Last week’s terrorist attacks in Paris are likely to compound Europe’s deep divisions over how to respond to its refugee and migrant crisis. But calls for a new “Fortress Europe” risk making it harder than ever to convey the economic case for integrating more newcomers into the EU’s workforce.
BRUSSELS – Last week’s terrorist attacks in Paris are likely to compound Europe’s deep divisions over how to respond to its refugee and migrant crisis, particularly given reports that one of the perpetrators arrived amid the ongoing influx. But calls for the reintroduction of border controls and a new “Fortress Europe” risk giving Europe’s demagogues the lead and making it harder than ever to convince people of the need to integrate more newcomers into the European Union’s workforce.
The climate of fear that the attacks have created threatens to obscure a key statistic: unless EU countries open their doors wider to immigration, the current ratio of four working-age people for every pensioner will fall to 2:1 by mid-century, if not earlier. Pension and social security systems are already under severe strain.
Nobody denies that this year’s wave of migration is overwhelming some EU countries, and that solidarity among them is crumbling.

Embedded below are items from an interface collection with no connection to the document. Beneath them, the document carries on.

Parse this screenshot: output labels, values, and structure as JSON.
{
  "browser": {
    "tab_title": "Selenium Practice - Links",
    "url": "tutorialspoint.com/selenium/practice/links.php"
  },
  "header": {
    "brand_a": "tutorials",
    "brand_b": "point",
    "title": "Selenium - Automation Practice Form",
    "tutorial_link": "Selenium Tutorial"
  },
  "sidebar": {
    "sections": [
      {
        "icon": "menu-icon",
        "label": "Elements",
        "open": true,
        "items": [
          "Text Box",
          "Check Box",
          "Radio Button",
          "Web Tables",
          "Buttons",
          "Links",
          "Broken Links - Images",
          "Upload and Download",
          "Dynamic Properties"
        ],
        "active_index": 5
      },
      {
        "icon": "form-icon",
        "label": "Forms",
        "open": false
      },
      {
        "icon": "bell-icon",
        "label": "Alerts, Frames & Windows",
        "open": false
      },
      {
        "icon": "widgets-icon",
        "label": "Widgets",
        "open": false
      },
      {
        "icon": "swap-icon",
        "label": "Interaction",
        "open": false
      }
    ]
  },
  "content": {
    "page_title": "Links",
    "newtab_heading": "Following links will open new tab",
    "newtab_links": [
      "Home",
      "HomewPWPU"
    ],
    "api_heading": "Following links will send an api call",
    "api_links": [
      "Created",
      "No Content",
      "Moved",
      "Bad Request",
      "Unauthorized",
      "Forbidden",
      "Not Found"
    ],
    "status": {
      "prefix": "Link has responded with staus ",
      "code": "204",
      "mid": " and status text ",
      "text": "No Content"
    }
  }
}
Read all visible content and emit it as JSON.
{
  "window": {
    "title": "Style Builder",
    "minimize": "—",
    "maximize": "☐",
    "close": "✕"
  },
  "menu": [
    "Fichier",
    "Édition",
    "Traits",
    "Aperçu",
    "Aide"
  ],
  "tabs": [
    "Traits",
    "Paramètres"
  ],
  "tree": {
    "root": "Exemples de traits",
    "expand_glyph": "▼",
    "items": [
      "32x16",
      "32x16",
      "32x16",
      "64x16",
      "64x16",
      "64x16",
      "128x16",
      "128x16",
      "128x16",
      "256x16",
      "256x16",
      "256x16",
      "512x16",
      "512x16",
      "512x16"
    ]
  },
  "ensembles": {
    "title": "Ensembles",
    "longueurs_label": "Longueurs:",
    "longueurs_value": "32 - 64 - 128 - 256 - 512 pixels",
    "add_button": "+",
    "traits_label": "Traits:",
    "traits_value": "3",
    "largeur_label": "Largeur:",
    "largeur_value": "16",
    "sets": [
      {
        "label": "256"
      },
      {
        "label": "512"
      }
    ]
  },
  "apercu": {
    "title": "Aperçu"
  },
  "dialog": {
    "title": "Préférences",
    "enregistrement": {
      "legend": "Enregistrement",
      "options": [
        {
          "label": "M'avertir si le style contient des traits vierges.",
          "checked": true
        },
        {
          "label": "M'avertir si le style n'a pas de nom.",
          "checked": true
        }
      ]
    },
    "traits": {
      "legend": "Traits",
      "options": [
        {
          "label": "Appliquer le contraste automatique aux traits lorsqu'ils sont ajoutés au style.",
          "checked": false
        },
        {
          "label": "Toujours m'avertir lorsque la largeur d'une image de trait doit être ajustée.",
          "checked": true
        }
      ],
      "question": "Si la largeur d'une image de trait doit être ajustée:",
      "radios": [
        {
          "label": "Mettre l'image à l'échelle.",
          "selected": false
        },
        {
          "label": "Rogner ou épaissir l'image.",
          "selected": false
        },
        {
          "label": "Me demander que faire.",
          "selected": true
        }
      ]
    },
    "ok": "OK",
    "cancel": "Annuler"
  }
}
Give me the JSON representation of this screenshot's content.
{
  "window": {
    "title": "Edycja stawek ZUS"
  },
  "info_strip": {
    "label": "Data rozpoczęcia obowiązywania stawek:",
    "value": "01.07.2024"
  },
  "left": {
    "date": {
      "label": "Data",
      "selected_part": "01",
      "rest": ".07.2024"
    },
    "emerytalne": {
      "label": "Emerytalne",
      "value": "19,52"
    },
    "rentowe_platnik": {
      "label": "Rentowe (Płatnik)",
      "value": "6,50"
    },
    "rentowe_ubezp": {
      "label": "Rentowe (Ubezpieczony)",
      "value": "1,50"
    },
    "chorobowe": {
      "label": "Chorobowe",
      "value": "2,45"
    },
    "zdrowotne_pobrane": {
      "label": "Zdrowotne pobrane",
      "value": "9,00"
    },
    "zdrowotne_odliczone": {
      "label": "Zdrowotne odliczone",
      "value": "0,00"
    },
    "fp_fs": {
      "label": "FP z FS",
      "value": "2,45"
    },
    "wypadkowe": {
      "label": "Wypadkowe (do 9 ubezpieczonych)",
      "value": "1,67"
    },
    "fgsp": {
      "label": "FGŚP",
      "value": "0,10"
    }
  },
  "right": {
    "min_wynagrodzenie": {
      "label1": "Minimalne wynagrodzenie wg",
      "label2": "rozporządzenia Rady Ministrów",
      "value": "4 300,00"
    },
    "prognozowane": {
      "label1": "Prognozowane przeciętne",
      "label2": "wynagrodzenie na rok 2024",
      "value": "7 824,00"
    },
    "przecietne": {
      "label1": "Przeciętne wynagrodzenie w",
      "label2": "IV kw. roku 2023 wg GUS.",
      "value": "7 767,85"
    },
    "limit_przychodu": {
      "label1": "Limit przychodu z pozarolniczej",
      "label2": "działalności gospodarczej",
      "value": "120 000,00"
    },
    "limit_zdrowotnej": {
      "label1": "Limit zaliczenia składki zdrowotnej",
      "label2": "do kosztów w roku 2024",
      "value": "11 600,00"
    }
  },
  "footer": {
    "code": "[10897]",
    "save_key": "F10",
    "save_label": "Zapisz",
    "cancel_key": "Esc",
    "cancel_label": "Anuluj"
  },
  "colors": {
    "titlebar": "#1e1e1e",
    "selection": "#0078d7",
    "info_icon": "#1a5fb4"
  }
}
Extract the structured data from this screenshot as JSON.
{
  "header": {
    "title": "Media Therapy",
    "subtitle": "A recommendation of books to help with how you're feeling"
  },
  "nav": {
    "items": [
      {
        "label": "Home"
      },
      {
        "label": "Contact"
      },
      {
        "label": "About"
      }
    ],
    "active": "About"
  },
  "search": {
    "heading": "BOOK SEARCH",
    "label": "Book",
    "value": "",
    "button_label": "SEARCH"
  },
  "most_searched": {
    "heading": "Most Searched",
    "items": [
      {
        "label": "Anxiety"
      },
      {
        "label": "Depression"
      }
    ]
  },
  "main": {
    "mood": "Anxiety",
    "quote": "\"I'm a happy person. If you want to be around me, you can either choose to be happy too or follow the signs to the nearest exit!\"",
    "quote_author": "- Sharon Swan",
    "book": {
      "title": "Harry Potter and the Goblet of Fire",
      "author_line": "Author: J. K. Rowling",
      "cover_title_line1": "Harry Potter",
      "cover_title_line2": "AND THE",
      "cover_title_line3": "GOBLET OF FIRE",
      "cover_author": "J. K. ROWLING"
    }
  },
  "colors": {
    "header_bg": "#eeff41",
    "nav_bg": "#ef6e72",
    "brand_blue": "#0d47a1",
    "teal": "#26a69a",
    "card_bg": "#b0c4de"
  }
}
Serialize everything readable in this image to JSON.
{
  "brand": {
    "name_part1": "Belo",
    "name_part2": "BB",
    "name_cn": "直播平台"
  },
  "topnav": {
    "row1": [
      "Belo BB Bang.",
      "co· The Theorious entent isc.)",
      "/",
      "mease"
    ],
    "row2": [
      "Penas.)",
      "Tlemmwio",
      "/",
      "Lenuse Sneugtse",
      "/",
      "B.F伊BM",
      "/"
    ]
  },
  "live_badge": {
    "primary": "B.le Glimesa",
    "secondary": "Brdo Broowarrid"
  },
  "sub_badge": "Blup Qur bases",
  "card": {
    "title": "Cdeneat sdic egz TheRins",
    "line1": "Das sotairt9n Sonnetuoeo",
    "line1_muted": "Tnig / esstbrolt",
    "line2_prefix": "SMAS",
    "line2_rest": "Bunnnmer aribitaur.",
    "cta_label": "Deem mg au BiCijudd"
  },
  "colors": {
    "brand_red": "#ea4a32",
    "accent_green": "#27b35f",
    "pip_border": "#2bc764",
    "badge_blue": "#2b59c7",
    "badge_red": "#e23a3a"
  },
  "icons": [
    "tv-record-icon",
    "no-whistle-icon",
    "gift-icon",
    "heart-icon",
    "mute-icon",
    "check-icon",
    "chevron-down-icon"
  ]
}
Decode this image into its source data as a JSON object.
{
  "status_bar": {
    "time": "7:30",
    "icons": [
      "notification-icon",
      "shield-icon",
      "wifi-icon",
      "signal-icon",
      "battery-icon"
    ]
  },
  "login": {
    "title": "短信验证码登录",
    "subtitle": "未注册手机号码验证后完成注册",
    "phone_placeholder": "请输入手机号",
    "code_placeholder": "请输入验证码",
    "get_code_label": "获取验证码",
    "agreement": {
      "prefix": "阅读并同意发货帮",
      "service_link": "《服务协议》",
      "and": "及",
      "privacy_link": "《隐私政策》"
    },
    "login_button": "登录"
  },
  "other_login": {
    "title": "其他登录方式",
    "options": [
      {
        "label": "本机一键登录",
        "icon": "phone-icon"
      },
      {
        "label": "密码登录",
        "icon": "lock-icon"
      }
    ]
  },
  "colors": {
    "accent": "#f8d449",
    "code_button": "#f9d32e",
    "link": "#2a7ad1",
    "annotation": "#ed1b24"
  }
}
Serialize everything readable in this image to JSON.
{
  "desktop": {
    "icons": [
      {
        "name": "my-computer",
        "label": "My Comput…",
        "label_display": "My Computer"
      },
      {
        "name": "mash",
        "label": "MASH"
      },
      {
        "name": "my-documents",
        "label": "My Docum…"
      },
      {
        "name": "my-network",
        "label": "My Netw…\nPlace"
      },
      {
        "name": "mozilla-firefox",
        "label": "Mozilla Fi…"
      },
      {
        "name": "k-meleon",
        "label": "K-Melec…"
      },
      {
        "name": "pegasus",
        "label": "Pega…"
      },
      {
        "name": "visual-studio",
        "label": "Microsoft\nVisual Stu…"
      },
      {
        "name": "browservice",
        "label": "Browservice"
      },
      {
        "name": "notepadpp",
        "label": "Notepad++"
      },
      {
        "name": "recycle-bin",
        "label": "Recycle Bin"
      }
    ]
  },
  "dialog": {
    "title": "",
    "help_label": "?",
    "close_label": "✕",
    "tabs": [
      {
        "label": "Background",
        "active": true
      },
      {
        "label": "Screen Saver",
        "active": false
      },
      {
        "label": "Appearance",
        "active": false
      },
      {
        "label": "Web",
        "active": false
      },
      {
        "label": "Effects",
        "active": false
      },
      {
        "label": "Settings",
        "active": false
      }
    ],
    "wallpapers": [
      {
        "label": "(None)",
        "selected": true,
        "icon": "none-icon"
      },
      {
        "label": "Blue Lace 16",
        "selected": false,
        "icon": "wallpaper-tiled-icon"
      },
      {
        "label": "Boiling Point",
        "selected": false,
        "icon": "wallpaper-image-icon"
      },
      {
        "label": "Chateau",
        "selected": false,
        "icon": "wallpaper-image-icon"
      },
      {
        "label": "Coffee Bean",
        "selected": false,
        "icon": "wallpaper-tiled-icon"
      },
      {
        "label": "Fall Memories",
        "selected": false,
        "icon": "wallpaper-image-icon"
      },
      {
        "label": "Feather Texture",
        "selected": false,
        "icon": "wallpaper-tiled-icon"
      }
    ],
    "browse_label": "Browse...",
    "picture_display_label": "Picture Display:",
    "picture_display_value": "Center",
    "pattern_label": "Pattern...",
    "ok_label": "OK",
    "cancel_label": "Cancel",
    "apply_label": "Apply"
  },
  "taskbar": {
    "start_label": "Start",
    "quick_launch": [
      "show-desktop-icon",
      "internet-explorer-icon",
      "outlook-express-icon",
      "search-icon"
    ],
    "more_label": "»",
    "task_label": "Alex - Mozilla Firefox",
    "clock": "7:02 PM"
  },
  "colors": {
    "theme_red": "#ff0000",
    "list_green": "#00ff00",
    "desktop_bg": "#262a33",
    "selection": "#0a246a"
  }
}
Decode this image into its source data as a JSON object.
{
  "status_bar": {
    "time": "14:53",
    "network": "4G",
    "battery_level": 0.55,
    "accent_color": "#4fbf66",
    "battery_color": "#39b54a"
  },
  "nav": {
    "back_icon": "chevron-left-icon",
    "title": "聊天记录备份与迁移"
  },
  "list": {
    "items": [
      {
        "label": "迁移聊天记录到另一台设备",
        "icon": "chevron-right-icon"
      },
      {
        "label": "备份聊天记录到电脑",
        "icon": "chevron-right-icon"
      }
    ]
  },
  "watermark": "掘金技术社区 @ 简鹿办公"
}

But the truth is that the European economy badly needs the young people pouring across its frontiers from the greater Middle East and Africa.